  73. 73. McBeth J, Tomenson B, Chew-Graham CA, Macfarlane GJ, Jackson J, Littlewood A, et al. Common and unique associated factors for medically unexplained chronic widespread pain and chronic fatigue. Journal of psychosomatic research. 2015;79(6):484–91. pmid:26652592
  74. 74. Afari N, Ahumada SM, Wright LJ, Mostoufi S, Golnari G, Reis V, et al. Psychological trauma and functional somatic syndromes: a systematic review and meta-analysis. Psychosomatic medicine. 2014;76(1):2–11. pmid:24336429
  75. 75. Low EXS, Mandhari M, Herndon CC, Loo EXL, Tham EH, Siah KTH. Parental, Perinatal, and Childhood Risk Factors for Development of Irritable Bowel Syndrome: A Systematic Review. J Neurogastroenterol Motil. 2020;26(4):437–46.

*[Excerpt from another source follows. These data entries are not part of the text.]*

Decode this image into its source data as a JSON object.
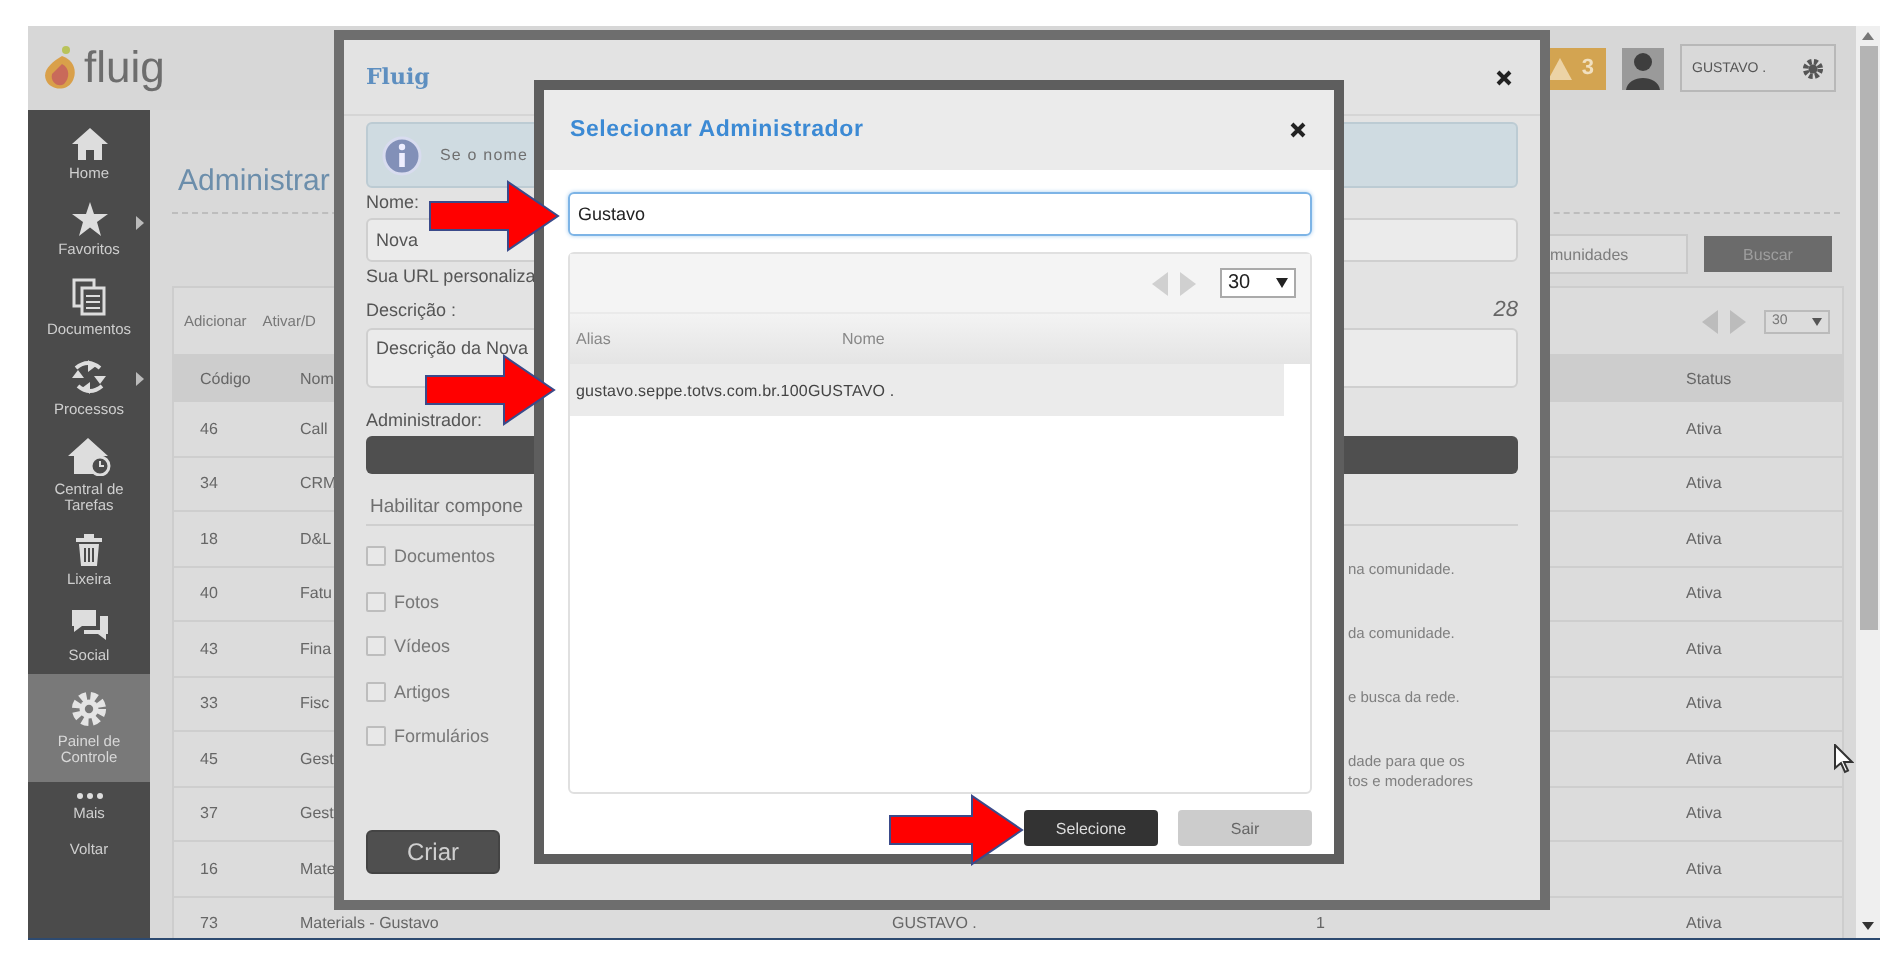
{
  "topbar": {
    "logo": "fluig",
    "alert_count": "3",
    "user": "GUSTAVO ."
  },
  "sidebar": {
    "items": [
      {
        "label": "Home",
        "kind": "home",
        "submenu": false,
        "selected": false
      },
      {
        "label": "Favoritos",
        "kind": "star",
        "submenu": true,
        "selected": false
      },
      {
        "label": "Documentos",
        "kind": "documents",
        "submenu": false,
        "selected": false
      },
      {
        "label": "Processos",
        "kind": "process",
        "submenu": true,
        "selected": false
      },
      {
        "label": "Central de Tarefas",
        "kind": "tasks",
        "submenu": false,
        "selected": false
      },
      {
        "label": "Lixeira",
        "kind": "trash",
        "submenu": false,
        "selected": false
      },
      {
        "label": "Social",
        "kind": "chat",
        "submenu": false,
        "selected": false
      },
      {
        "label": "Painel de Controle",
        "kind": "gear",
        "submenu": false,
        "selected": true
      },
      {
        "label": "Mais",
        "kind": "more",
        "submenu": false,
        "selected": false
      },
      {
        "label": "Voltar",
        "kind": "text",
        "submenu": false,
        "selected": false
      }
    ]
  },
  "page": {
    "title": "Administrar",
    "search_placeholder": "munidades",
    "search_button": "Buscar",
    "toolbar": [
      "Adicionar",
      "Ativar/D"
    ],
    "page_size": "30",
    "columns": {
      "code": "Código",
      "name": "Nom",
      "status": "Status"
    },
    "rows": [
      {
        "code": "46",
        "name": "Call",
        "status": "Ativa"
      },
      {
        "code": "34",
        "name": "CRM",
        "status": "Ativa"
      },
      {
        "code": "18",
        "name": "D&L",
        "status": "Ativa"
      },
      {
        "code": "40",
        "name": "Fatu",
        "status": "Ativa"
      },
      {
        "code": "43",
        "name": "Fina",
        "status": "Ativa"
      },
      {
        "code": "33",
        "name": "Fisc",
        "status": "Ativa"
      },
      {
        "code": "45",
        "name": "Gest",
        "status": "Ativa"
      },
      {
        "code": "37",
        "name": "Gest",
        "status": "Ativa"
      },
      {
        "code": "16",
        "name": "Mate",
        "status": "Ativa"
      },
      {
        "code": "73",
        "name": "Materials - Gustavo",
        "admin": "GUSTAVO .",
        "members": "1",
        "status": "Ativa"
      }
    ]
  },
  "community_modal": {
    "title": "Fluig",
    "info": "Se o nome",
    "name_label": "Nome:",
    "name_value": "Nova",
    "url_text": "Sua URL personaliza",
    "description_label": "Descrição :",
    "char_count": "28",
    "description_value": "Descrição da Nova",
    "admin_label": "Administrador:",
    "components_title": "Habilitar compone",
    "components": [
      {
        "label": "Documentos",
        "checked": false
      },
      {
        "label": "Fotos",
        "checked": false
      },
      {
        "label": "Vídeos",
        "checked": false
      },
      {
        "label": "Artigos",
        "checked": false
      },
      {
        "label": "Formulários",
        "checked": false
      }
    ],
    "component_notes": [
      [
        "na comunidade."
      ],
      [
        "da comunidade."
      ],
      [
        "e busca da rede."
      ],
      [
        "dade para que os",
        "tos e moderadores"
      ]
    ],
    "submit": "Criar"
  },
  "admin_modal": {
    "title": "Selecionar Administrador",
    "search_value": "Gustavo",
    "page_size": "30",
    "columns": [
      "Alias",
      "Nome"
    ],
    "rows": [
      {
        "text": "gustavo.seppe.totvs.com.br.100GUSTAVO .",
        "selected": true
      }
    ],
    "buttons": [
      {
        "label": "Selecione",
        "kind": "primary"
      },
      {
        "label": "Sair",
        "kind": "secondary"
      }
    ]
  }
}
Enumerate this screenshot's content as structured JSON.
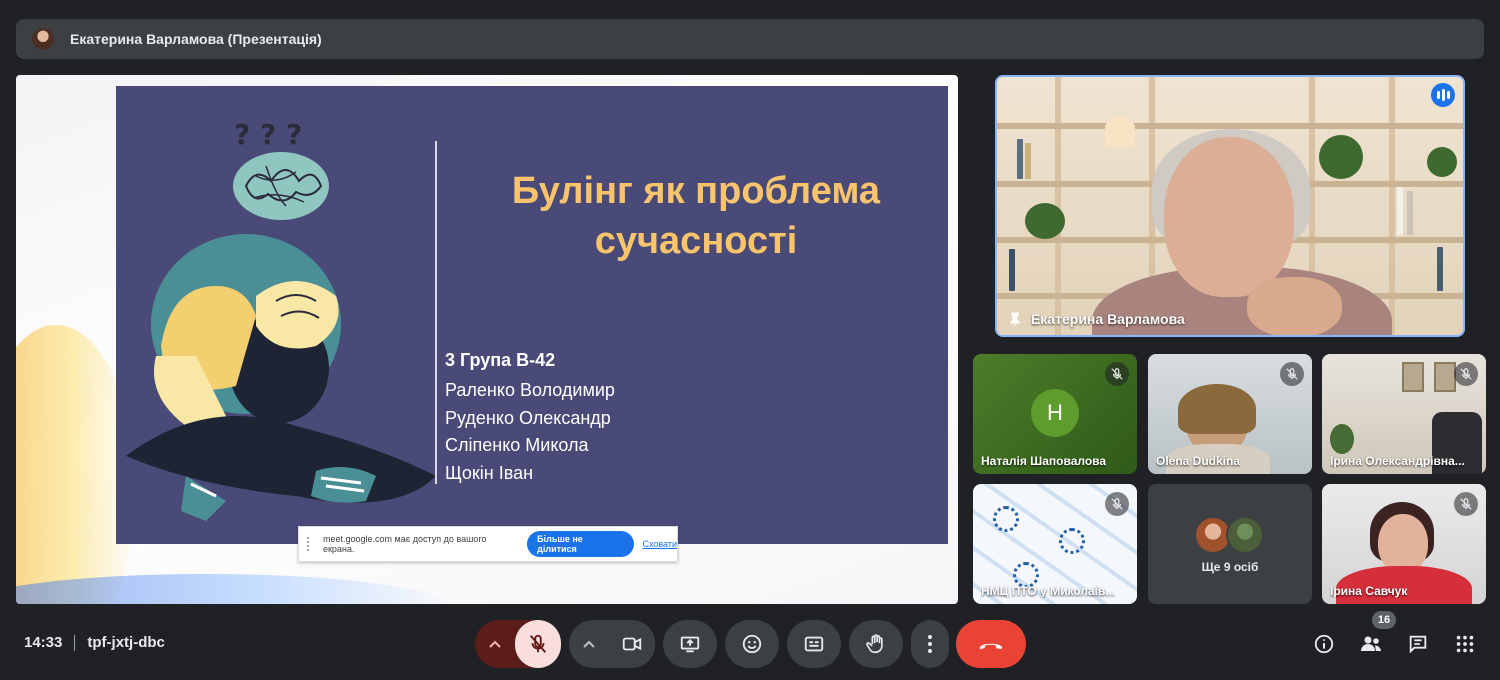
{
  "presenter_bar": {
    "title": "Екатерина Варламова (Презентація)"
  },
  "slide": {
    "title": "Булінг як проблема сучасності",
    "group": "3 Група В-42",
    "members": [
      "Раленко Володимир",
      "Руденко Олександр",
      "Сліпенко Микола",
      "Щокін Іван"
    ],
    "art_glyphs": "? ? ?"
  },
  "share_banner": {
    "text": "meet.google.com має доступ до вашого екрана.",
    "stop_label": "Більше не ділитися",
    "hide_label": "Сховати"
  },
  "main_video": {
    "name": "Екатерина Варламова",
    "speaking": true
  },
  "tiles": [
    {
      "name": "Наталія Шаповалова",
      "initial": "Н",
      "muted": true
    },
    {
      "name": "Olena Dudkina",
      "muted": true
    },
    {
      "name": "Ірина Олександрівна...",
      "muted": true
    },
    {
      "name": "НМЦ ПТО у Миколаїв...",
      "muted": true
    },
    {
      "name": "Ще 9 осіб"
    },
    {
      "name": "Ірина Савчук",
      "muted": true
    }
  ],
  "meeting": {
    "time": "14:33",
    "code": "tpf-jxtj-dbc",
    "participants_count": "16"
  },
  "colors": {
    "accent": "#1a73e8",
    "end_call": "#ea4335",
    "mic_off": "#f9dedc",
    "slide_bg": "#4a4a78",
    "slide_title": "#f9c46b"
  },
  "icons": [
    "mic-off-icon",
    "camera-icon",
    "present-icon",
    "emoji-icon",
    "captions-icon",
    "raise-hand-icon",
    "more-options-icon",
    "end-call-icon",
    "info-icon",
    "people-icon",
    "chat-icon",
    "activities-icon"
  ]
}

  76. 76. Kaleycheva N, Cullen AE, Evans R, Harris T, Nicholson T, Chalder T. The role of lifetime stressors in adult fibromyalgia: a response to Joan S. Crawford’s letter to the editor. Psychological medicine. 2021:1–2.